W3C home > Mailing lists > Public > public-html@w3.org > January 2010

Re: Request for group input on ISSUE-83 (figure and details captions)

From: Maciej Stachowiak <mjs@apple.com>
Date: Sat, 23 Jan 2010 21:13:00 -0800
Cc: public-html <public-html@w3.org>
Message-id: <2968AA12-8AD1-4ED0-93CA-8A8F7279C4E8@apple.com>
To: Ian Hickson <ian@hixie.ch>

On Jan 23, 2010, at 8:58 PM, Ian Hickson wrote:

> On Wed, 20 Jan 2010, Maciej Stachowiak wrote:
>> So it sounds like no one else has strong feelings. I therefore suggest 
>> that Ian should implement the fcaption/dlabel Change Proposal: 
>> http://esw.w3.org/topic/HTML/ChangeProposals/DdDtFcaptionDlabel
>> I think it would be fine to pick either of <fcaption> or <figcaption>, 
>> and either of <dlabel> or <dsummary>. Once that change is made, the 
>> Chairs will post a Call for Consensus to close this issue by amicable 
>> resolution.
> <figcaption> seems reasonable, but can't we use <summary> instead of 
> <dsummary>? The argument that it would be confusing because of summary="" 
> doesn't seem to really hold water given that authors have no problems with 
> <title> and title="", <style> and style="", <span> and span="", or <cite> 
> and cite="", and nobody has particularly complained about us adding 
> <label> and label="" or <form> and form="" in HTML5. In fact the best 
> example may be <abbr> and abbr="", which haven't caused anyone any 
> confusion that I'm aware of, where the meaning is subtly different in 
> almost exactly the same way as proposed here, and where the attribute is 
> similarly considered by many to be a feature that should be removed from 
> the language anyway.

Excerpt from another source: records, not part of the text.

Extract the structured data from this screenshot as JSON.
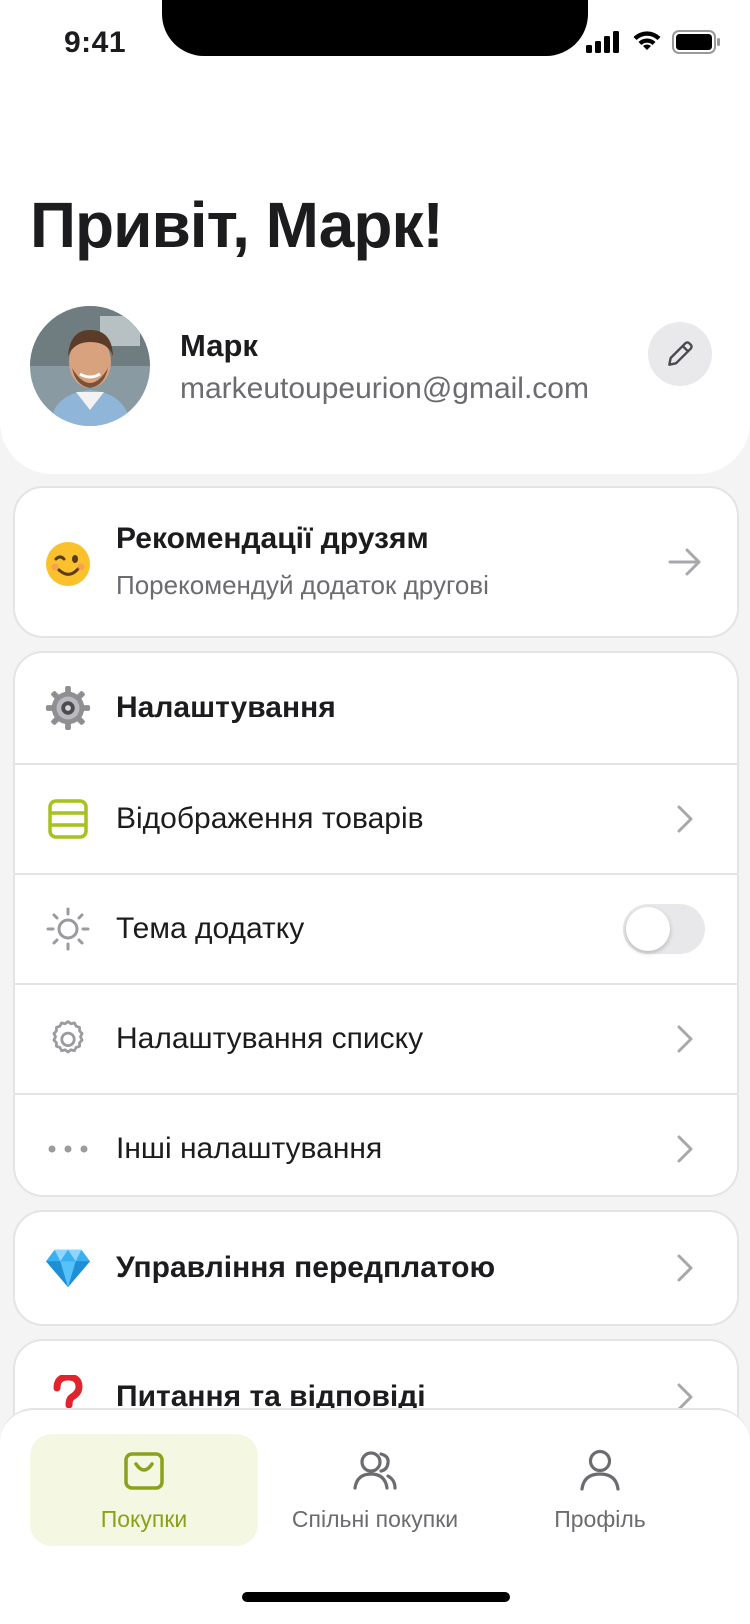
{
  "status_bar": {
    "time": "9:41"
  },
  "greeting": "Привіт, Марк!",
  "profile": {
    "name": "Марк",
    "email": "markeutoupeurion@gmail.com"
  },
  "recommend": {
    "title": "Рекомендації друзям",
    "subtitle": "Порекомендуй додаток другові",
    "icon": "winking-face-emoji"
  },
  "settings": {
    "header": "Налаштування",
    "items": [
      {
        "label": "Відображення товарів",
        "icon": "layout-rows-icon",
        "accent": "#a6c21c"
      },
      {
        "label": "Тема додатку",
        "icon": "sun-icon",
        "toggle_on": false
      },
      {
        "label": "Налаштування списку",
        "icon": "gear-icon"
      },
      {
        "label": "Інші налаштування",
        "icon": "more-dots-icon"
      }
    ]
  },
  "subscription": {
    "label": "Управління передплатою",
    "icon": "gem-emoji"
  },
  "faq": {
    "label": "Питання та відповіді",
    "icon": "question-mark-emoji"
  },
  "tabs": [
    {
      "label": "Покупки",
      "icon": "shopping-bag-icon",
      "active": true
    },
    {
      "label": "Спільні покупки",
      "icon": "users-icon",
      "active": false
    },
    {
      "label": "Профіль",
      "icon": "user-icon",
      "active": false
    }
  ],
  "colors": {
    "accent": "#a6c21c",
    "accent_bg": "#f4f7e1",
    "background": "#f4f4f5"
  }
}
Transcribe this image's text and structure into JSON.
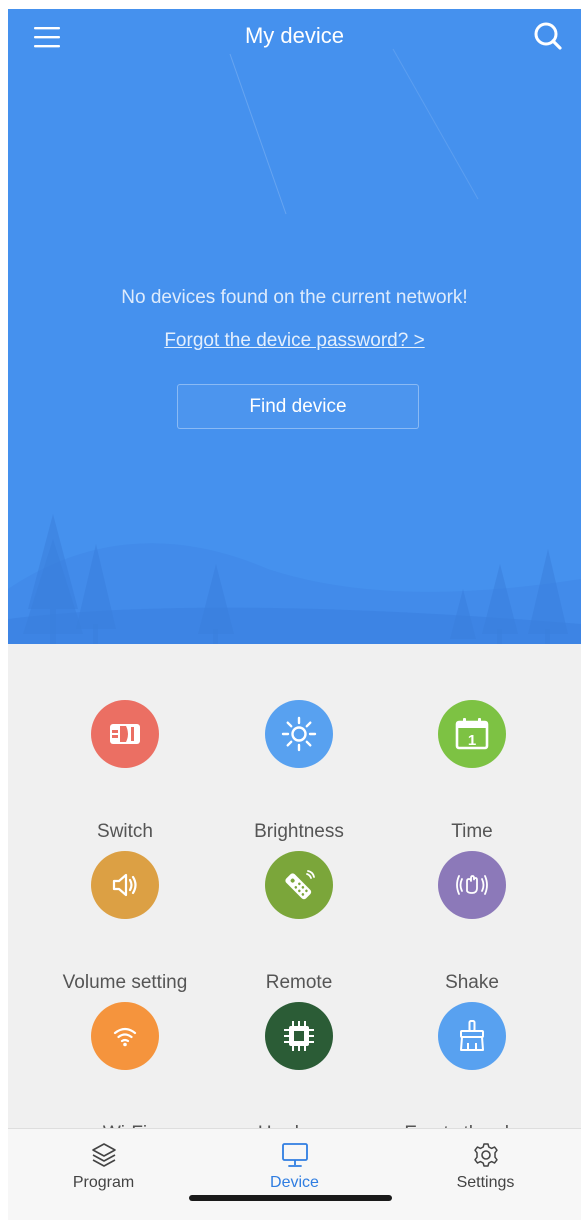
{
  "header": {
    "title": "My device",
    "menu_icon": "hamburger-menu-icon",
    "search_icon": "search-icon"
  },
  "hero": {
    "message": "No devices found on the current network!",
    "forgot_link": "Forgot the device password? >",
    "find_button": "Find device",
    "background_color": "#4591ee"
  },
  "features": [
    {
      "label": "Switch",
      "icon": "power-plug-icon",
      "color": "#eb6f63"
    },
    {
      "label": "Brightness",
      "icon": "sun-icon",
      "color": "#58a1f0"
    },
    {
      "label": "Time",
      "icon": "calendar-icon",
      "color": "#7dc243",
      "icon_text": "1"
    },
    {
      "label": "Volume setting",
      "icon": "speaker-icon",
      "color": "#dca044"
    },
    {
      "label": "Remote",
      "icon": "remote-control-icon",
      "color": "#7ba63a"
    },
    {
      "label": "Shake",
      "icon": "shake-hand-icon",
      "color": "#8c79b9"
    },
    {
      "label": "Wi-Fi",
      "icon": "wifi-icon",
      "color": "#f5943d"
    },
    {
      "label": "Hardware",
      "icon": "chip-icon",
      "color": "#2b5c36"
    },
    {
      "label": "Empty the show",
      "icon": "broom-icon",
      "color": "#58a1f0"
    }
  ],
  "bottom_nav": [
    {
      "label": "Program",
      "icon": "layers-icon",
      "active": false
    },
    {
      "label": "Device",
      "icon": "monitor-icon",
      "active": true
    },
    {
      "label": "Settings",
      "icon": "gear-icon",
      "active": false
    }
  ],
  "accent_color": "#2f7de1"
}
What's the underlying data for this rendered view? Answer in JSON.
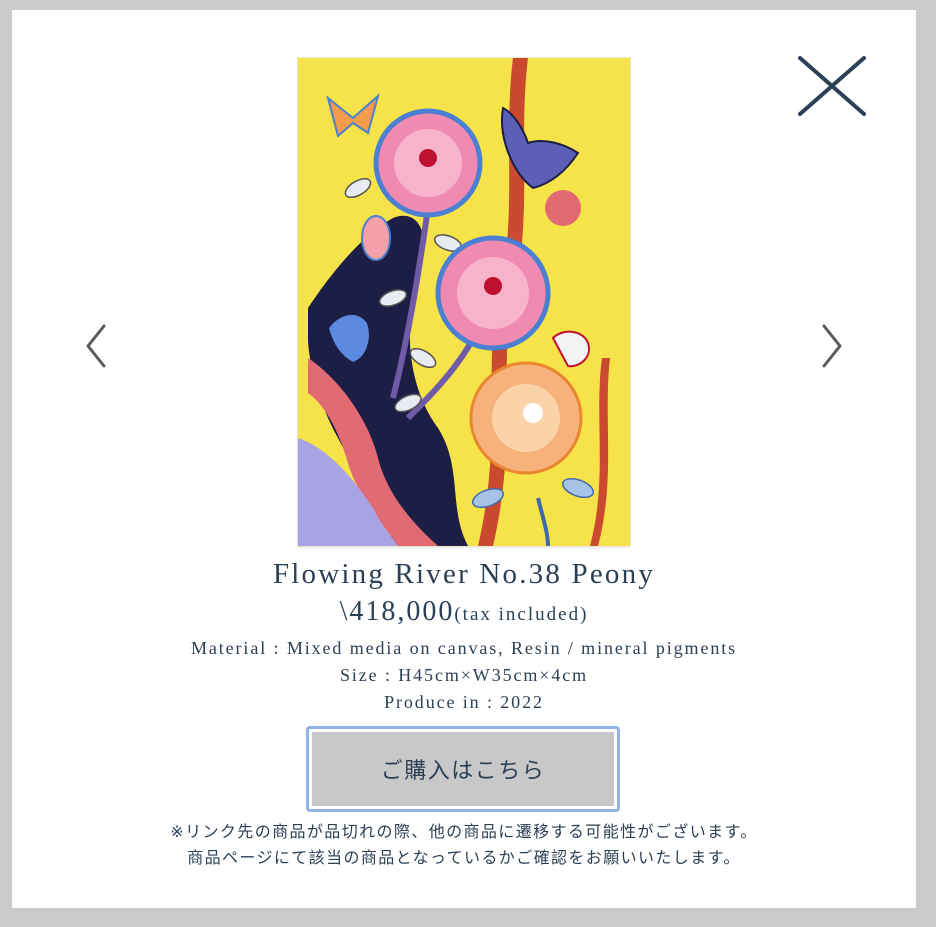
{
  "modal": {
    "close_icon": "close-icon",
    "prev_icon": "chevron-left-icon",
    "next_icon": "chevron-right-icon",
    "artwork_title": "Flowing River No.38 Peony",
    "price": "\\418,000",
    "tax_note": "(tax included)",
    "material": "Material : Mixed media on canvas, Resin / mineral pigments",
    "size": "Size : H45cm×W35cm×4cm",
    "produce": "Produce in : 2022",
    "buy_label": "ご購入はこちら",
    "note_line1": "※リンク先の商品が品切れの際、他の商品に遷移する可能性がございます。",
    "note_line2": "商品ページにて該当の商品となっているかご確認をお願いいたします。"
  },
  "colors": {
    "text": "#2b3f55",
    "button_fill": "#c8c8c8",
    "button_focus_ring": "#8fb4e8",
    "overlay": "#cbcbcb"
  }
}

That sounds pretty convincing to me, I don't know of anyone being seriously confused by the cases above. And I agree your example with plain <summary> reads nicely. Shelley, are you willing to reconsider your objection on this point? Does anyone else have an opinion one way or the other?

(Side note:

> ...than it would be if we were to use <dsummary> -- the only elements 
> where HTML has initial-word as an element naming pattern are <iframe>, 
> whose etymology I could not determine,

I believe it stands for "inline frame".)

> I would hate to go through the heavy-weight process to decide on a single 
> letter in an element name, but I would also hate to pick a suboptimal 
> element name purely because of what, IMHO, is a weak objection.

Since this is essentially a bikeshed issue, then if we truly can't agree, one thing we could do is take it to a poll. I agree that it would be unfortunate to invoke the heavy-weight process for a single letter.

Received on Sunday, 24 January 2010 05:13:35 UTC

This archive was generated by hypermail 2.3.1 : Thursday, 29 October 2015 10:15:57 UTC